GIVEN ENTRIES: Begin

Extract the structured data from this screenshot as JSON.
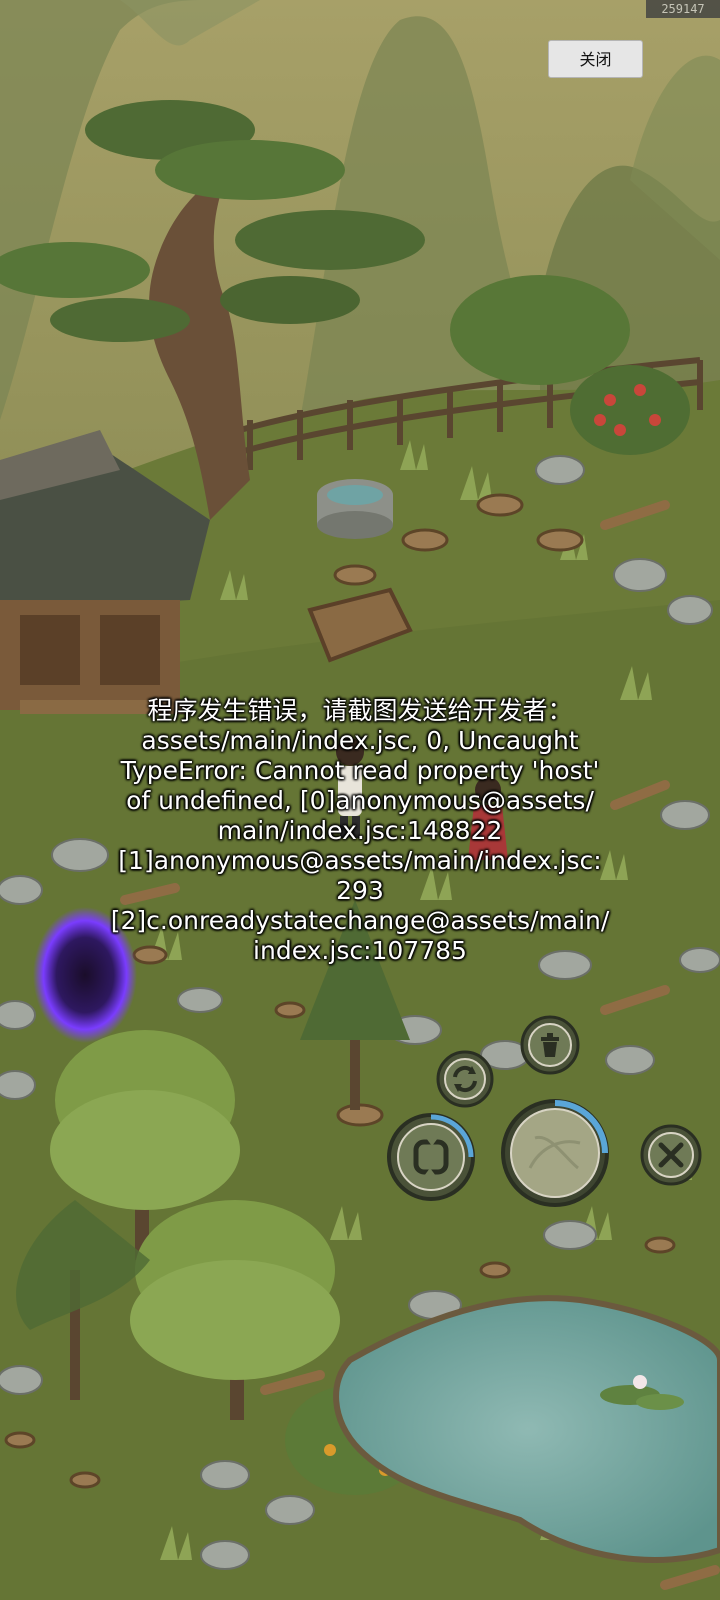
{
  "build_id": "259147",
  "close_label": "关闭",
  "error_lines": [
    "程序发生错误，请截图发送给开发者：",
    "assets/main/index.jsc, 0, Uncaught",
    "TypeError: Cannot read property 'host'",
    "of undefined, [0]anonymous@assets/",
    "main/index.jsc:148822",
    "[1]anonymous@assets/main/index.jsc:",
    "293",
    "[2]c.onreadystatechange@assets/main/",
    "index.jsc:107785"
  ],
  "controls": {
    "refresh_icon": "refresh-icon",
    "trash_icon": "trash-icon",
    "swap_icon": "swap-icon",
    "action_icon": "action-icon",
    "cancel_icon": "cancel-icon"
  }
}
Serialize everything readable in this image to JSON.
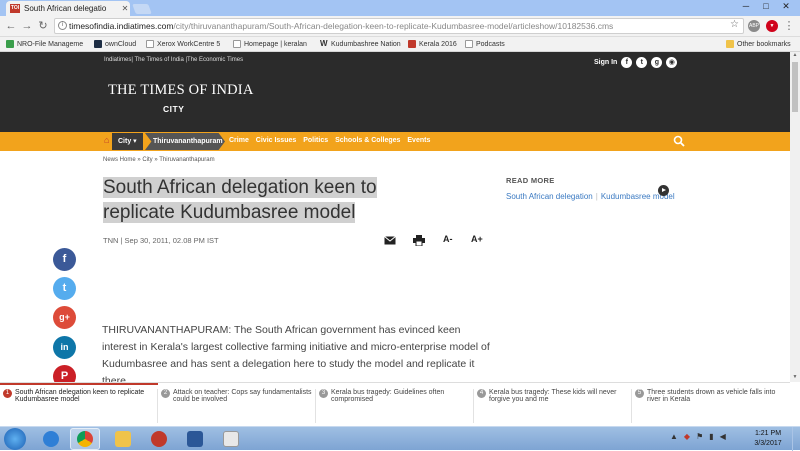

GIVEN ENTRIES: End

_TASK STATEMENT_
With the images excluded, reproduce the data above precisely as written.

_WORKED SOLUTION_
Extract the structured data from this screenshot as JSON.
{
  "build_id": "259147",
  "close_label": "关闭",
  "error_lines": [
    "程序发生错误，请截图发送给开发者：",
    "assets/main/index.jsc, 0, Uncaught",
    "TypeError: Cannot read property 'host'",
    "of undefined, [0]anonymous@assets/",
    "main/index.jsc:148822",
    "[1]anonymous@assets/main/index.jsc:",
    "293",
    "[2]c.onreadystatechange@assets/main/",
    "index.jsc:107785"
  ],
  "controls": {
    "refresh_icon": "refresh-icon",
    "trash_icon": "trash-icon",
    "swap_icon": "swap-icon",
    "action_icon": "action-icon",
    "cancel_icon": "cancel-icon"
  }
}
Serialize everything readable in this image to JSON.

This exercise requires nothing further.